#### WHAT IS BEING ASKED:
The answer should be each line of the records that contains the word "YourCompany"; please copy them all.

#### Stored records:
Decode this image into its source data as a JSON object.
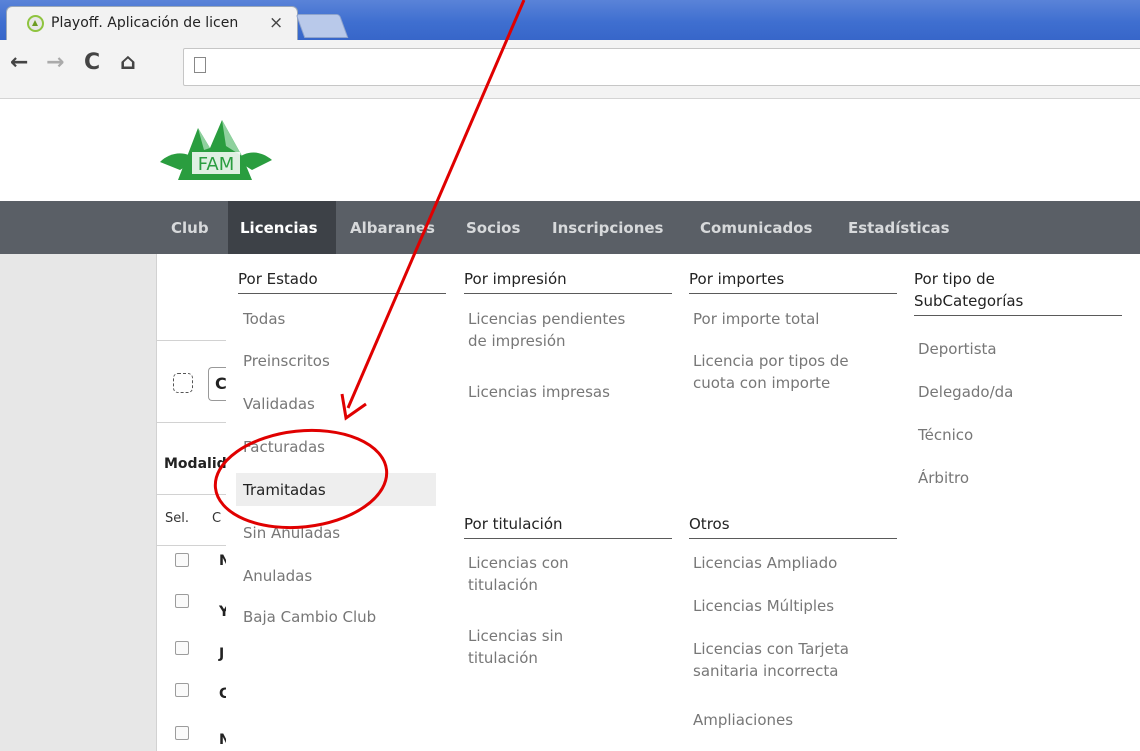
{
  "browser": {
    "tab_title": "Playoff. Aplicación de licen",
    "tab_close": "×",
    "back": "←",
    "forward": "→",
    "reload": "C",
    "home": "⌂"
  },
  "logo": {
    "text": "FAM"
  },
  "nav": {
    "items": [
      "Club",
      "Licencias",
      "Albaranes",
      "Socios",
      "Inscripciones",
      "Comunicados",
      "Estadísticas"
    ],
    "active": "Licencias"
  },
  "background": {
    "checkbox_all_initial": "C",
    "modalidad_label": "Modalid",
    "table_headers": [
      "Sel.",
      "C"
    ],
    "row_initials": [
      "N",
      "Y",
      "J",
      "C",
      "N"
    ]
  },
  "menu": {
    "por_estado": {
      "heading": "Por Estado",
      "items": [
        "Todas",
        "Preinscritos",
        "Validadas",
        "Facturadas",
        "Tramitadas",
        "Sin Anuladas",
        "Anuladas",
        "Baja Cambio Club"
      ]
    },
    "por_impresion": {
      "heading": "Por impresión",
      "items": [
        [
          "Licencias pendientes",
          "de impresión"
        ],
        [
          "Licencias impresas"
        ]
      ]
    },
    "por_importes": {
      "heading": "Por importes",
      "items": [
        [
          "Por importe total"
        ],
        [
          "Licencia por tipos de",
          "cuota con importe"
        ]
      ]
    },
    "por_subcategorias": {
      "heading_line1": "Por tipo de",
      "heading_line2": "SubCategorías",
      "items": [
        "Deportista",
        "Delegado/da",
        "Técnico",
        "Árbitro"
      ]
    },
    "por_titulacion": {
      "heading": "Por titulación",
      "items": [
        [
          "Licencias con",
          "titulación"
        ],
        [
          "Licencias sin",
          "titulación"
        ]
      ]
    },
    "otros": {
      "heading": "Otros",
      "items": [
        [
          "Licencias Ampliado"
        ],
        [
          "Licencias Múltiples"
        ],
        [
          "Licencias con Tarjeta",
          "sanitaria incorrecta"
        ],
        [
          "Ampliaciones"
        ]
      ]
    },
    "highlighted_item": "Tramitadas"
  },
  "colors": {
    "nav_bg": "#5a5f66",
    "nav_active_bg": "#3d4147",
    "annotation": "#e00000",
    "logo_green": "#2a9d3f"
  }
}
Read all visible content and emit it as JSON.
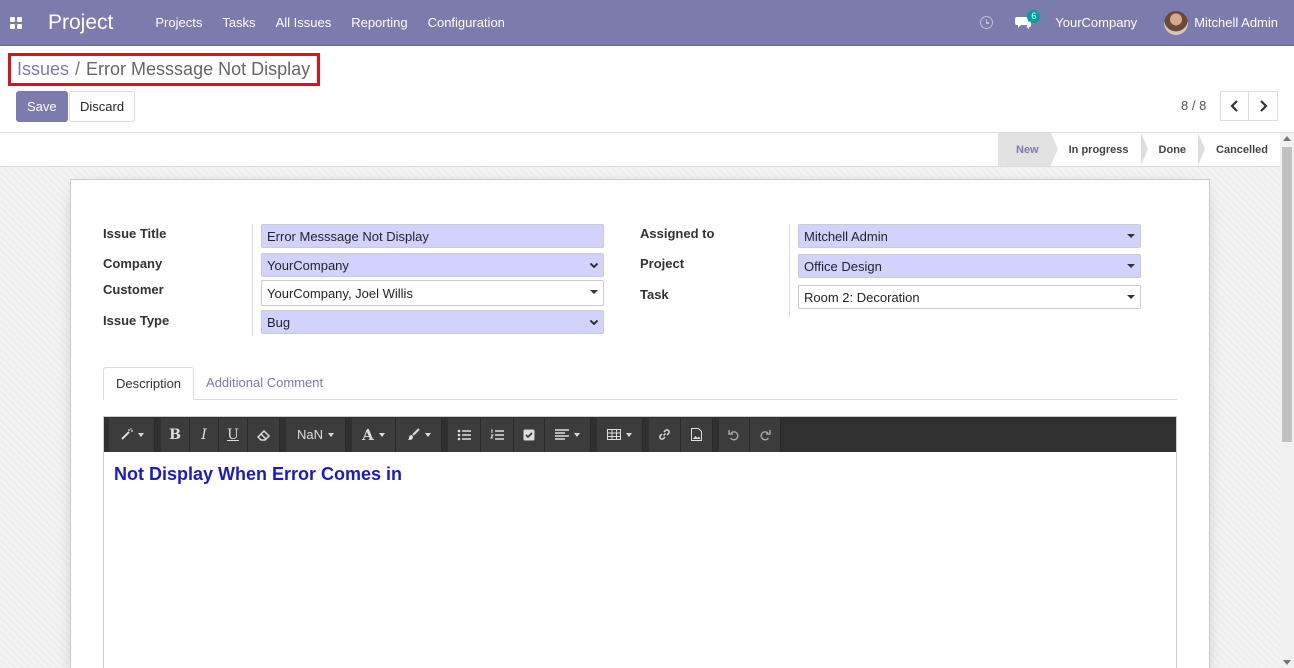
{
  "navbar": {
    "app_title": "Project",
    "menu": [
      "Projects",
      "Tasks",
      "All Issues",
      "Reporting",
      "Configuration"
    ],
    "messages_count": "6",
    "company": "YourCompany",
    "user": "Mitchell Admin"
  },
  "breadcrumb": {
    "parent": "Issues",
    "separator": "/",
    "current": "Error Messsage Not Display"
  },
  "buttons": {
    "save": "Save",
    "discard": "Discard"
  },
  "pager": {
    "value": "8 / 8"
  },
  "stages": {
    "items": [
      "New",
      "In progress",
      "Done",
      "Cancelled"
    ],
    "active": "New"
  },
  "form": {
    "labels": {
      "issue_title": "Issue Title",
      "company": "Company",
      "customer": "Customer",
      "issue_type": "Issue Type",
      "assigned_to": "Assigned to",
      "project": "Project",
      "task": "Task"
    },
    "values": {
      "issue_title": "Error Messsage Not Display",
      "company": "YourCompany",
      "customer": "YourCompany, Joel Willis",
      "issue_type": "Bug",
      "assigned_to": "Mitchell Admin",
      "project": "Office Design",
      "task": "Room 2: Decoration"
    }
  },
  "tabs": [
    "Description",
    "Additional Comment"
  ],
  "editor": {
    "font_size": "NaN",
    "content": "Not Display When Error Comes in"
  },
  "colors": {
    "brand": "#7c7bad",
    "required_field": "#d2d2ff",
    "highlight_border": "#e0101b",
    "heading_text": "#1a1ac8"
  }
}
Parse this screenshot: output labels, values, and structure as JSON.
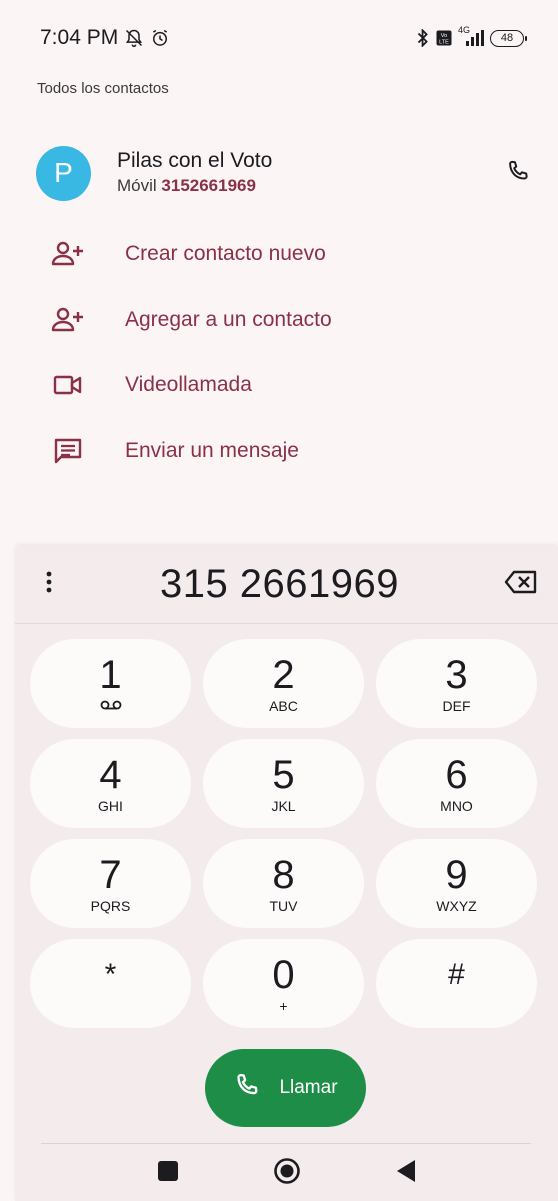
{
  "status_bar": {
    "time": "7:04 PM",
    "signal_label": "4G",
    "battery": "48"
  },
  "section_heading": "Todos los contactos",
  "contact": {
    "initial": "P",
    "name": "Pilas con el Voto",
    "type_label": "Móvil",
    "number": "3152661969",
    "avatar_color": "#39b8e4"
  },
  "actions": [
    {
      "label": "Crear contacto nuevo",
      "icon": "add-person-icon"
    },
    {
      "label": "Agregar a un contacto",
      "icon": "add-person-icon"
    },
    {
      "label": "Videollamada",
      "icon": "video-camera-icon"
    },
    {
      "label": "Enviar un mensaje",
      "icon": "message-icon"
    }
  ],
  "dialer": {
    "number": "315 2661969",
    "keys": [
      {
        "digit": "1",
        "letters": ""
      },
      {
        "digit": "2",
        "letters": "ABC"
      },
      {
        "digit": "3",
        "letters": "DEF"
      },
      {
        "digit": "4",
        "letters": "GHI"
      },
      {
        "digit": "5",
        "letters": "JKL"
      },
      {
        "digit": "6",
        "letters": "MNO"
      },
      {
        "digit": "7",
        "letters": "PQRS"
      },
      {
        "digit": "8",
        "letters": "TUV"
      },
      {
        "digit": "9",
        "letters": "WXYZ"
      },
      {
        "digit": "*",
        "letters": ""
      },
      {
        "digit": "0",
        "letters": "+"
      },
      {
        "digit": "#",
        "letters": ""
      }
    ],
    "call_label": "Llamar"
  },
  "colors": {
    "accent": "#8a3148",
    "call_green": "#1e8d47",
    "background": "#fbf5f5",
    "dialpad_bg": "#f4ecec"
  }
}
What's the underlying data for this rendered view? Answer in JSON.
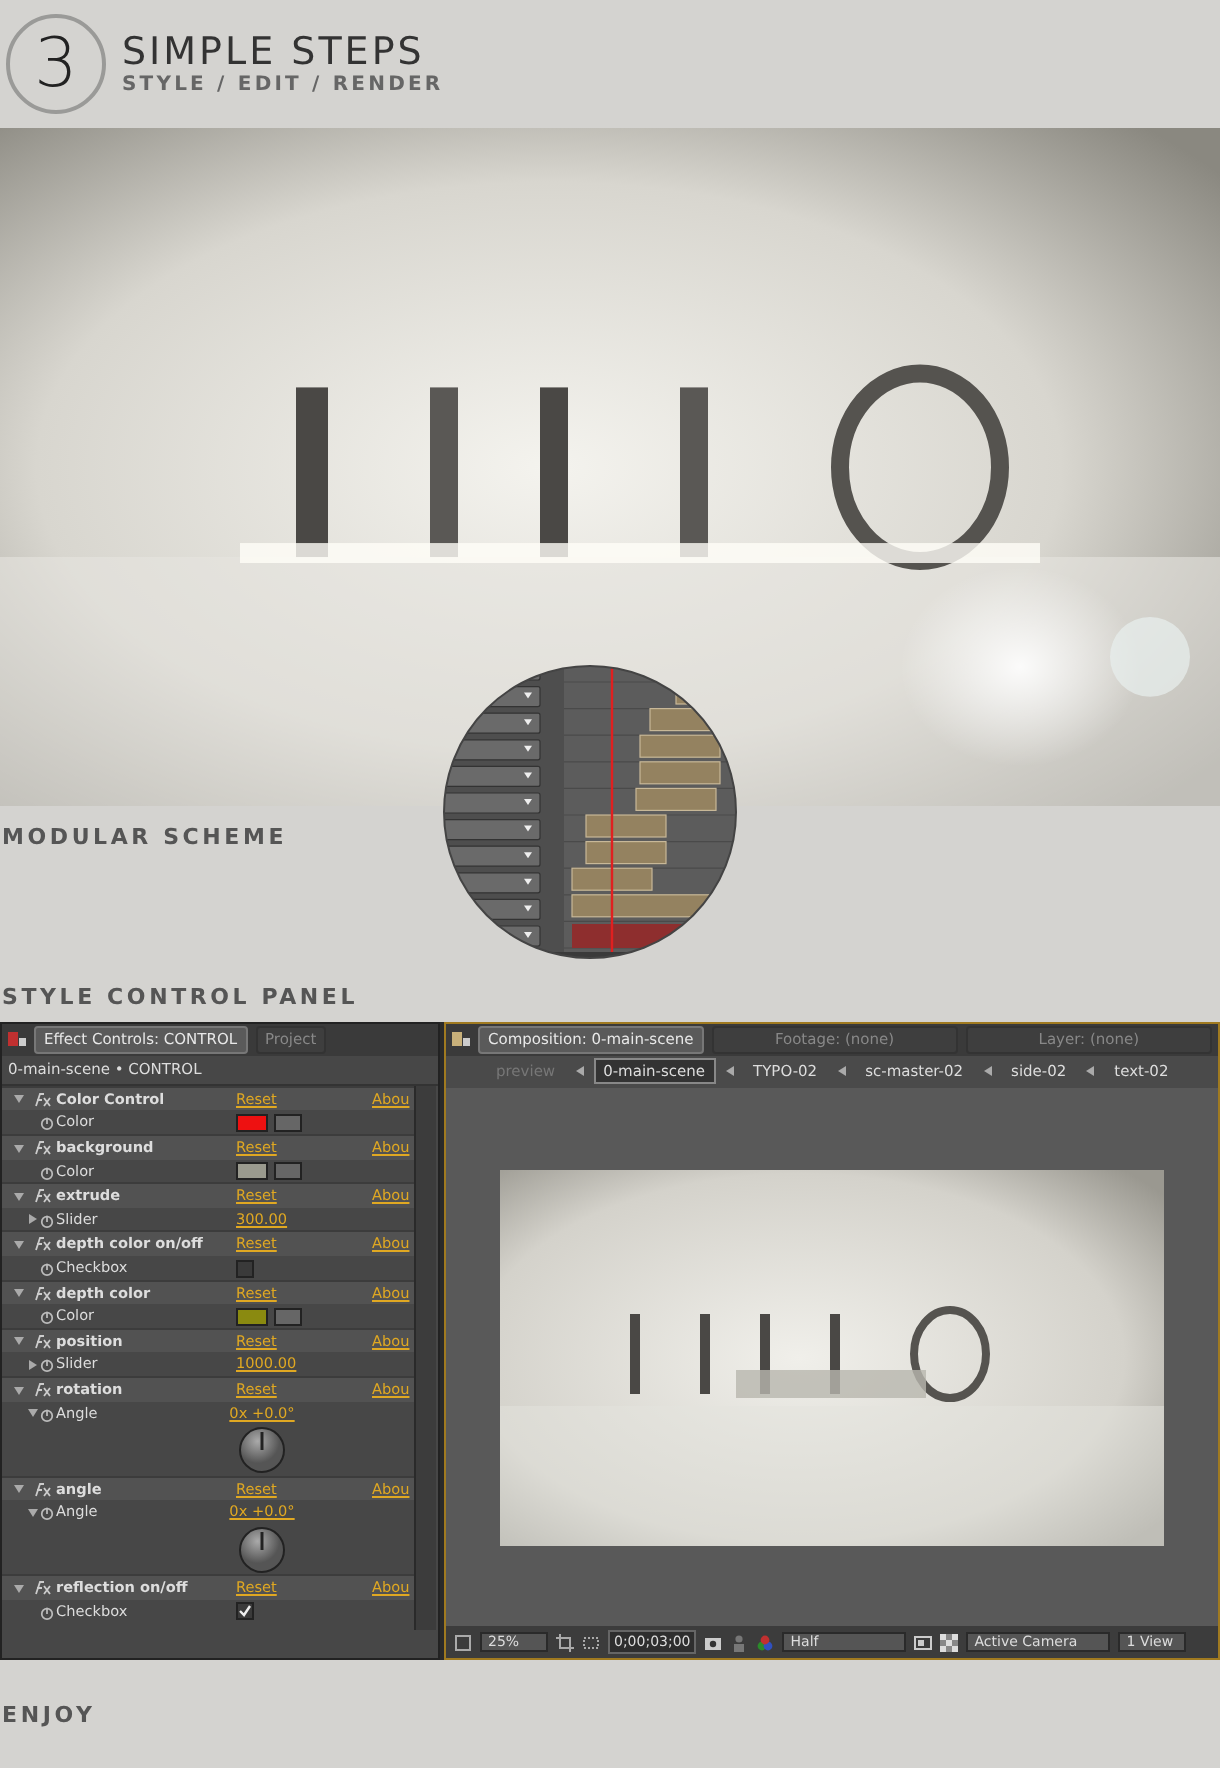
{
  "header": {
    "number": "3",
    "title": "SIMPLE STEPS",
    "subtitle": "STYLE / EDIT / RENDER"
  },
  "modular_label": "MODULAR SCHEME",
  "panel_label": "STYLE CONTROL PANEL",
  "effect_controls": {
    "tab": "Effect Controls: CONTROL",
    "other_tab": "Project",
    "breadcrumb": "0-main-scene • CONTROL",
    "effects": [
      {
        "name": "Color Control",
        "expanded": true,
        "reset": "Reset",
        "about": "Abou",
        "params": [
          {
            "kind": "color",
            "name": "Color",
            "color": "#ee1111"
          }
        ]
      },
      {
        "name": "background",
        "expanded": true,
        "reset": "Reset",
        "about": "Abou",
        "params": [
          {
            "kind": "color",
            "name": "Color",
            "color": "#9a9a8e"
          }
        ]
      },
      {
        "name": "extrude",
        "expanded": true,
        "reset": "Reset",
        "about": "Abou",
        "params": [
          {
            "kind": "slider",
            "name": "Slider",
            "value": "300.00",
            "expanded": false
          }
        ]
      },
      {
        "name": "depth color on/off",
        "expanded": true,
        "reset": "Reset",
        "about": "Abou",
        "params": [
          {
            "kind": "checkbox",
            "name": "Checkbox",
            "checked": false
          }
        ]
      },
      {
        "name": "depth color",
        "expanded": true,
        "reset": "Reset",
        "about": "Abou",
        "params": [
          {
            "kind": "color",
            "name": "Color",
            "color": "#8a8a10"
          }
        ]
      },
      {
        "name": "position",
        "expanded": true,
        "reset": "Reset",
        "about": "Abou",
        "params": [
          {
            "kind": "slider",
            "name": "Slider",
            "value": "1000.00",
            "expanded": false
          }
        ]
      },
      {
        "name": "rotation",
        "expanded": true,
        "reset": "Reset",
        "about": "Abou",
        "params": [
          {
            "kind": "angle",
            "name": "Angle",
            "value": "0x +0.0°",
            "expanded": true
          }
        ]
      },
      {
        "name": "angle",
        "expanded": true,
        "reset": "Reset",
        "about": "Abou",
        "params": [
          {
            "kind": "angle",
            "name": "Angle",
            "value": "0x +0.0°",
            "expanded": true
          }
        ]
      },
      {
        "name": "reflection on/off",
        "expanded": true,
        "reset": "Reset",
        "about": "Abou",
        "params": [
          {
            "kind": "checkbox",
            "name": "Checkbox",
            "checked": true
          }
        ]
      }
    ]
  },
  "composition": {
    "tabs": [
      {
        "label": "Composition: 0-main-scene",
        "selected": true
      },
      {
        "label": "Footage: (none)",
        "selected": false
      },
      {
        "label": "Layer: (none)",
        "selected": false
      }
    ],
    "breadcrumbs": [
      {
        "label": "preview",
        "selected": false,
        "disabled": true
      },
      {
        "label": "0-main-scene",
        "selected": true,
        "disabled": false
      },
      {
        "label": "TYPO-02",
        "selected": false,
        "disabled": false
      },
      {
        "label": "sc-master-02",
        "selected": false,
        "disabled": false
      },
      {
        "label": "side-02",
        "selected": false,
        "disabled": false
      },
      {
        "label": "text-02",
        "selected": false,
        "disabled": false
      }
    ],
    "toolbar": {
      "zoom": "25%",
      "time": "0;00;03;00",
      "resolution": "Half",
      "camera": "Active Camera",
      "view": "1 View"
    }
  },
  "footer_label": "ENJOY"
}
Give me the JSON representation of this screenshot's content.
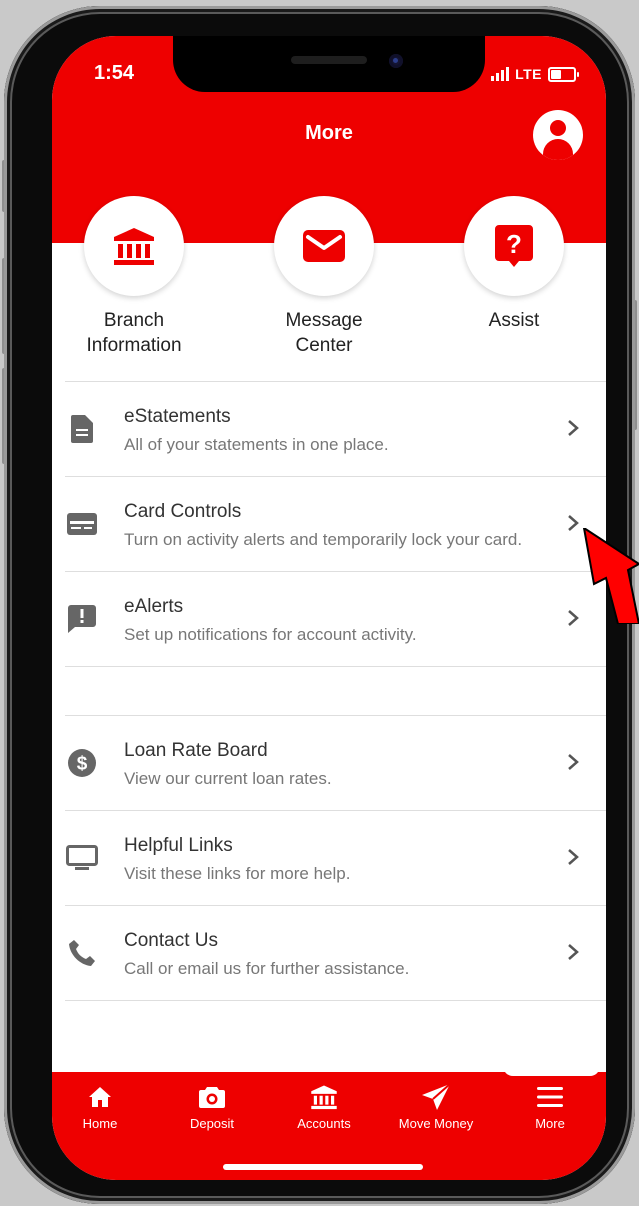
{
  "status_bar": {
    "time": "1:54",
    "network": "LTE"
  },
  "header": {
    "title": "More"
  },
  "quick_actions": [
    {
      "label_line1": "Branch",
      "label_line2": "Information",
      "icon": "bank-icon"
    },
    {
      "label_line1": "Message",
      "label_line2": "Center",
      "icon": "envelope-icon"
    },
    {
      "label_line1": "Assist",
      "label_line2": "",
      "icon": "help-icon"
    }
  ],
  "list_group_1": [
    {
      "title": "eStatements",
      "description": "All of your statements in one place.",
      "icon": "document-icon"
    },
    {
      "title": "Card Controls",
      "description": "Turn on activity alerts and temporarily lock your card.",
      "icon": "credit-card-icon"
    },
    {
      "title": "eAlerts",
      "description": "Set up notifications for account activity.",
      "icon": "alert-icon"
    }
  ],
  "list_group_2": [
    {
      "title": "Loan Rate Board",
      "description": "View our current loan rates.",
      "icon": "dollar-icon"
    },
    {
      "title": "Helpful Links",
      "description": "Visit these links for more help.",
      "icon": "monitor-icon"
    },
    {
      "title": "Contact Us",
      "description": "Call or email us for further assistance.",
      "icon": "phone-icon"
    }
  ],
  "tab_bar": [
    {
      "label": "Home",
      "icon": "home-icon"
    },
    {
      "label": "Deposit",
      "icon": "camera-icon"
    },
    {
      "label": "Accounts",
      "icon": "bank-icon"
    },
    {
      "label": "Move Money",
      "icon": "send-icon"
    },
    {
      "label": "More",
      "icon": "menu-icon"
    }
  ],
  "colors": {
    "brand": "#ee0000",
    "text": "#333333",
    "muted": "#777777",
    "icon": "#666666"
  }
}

#### EXERCISE SOLUTION:
    "company": "YourCompany",
      "company": "YourCompany",
      "customer": "YourCompany, Joel Willis",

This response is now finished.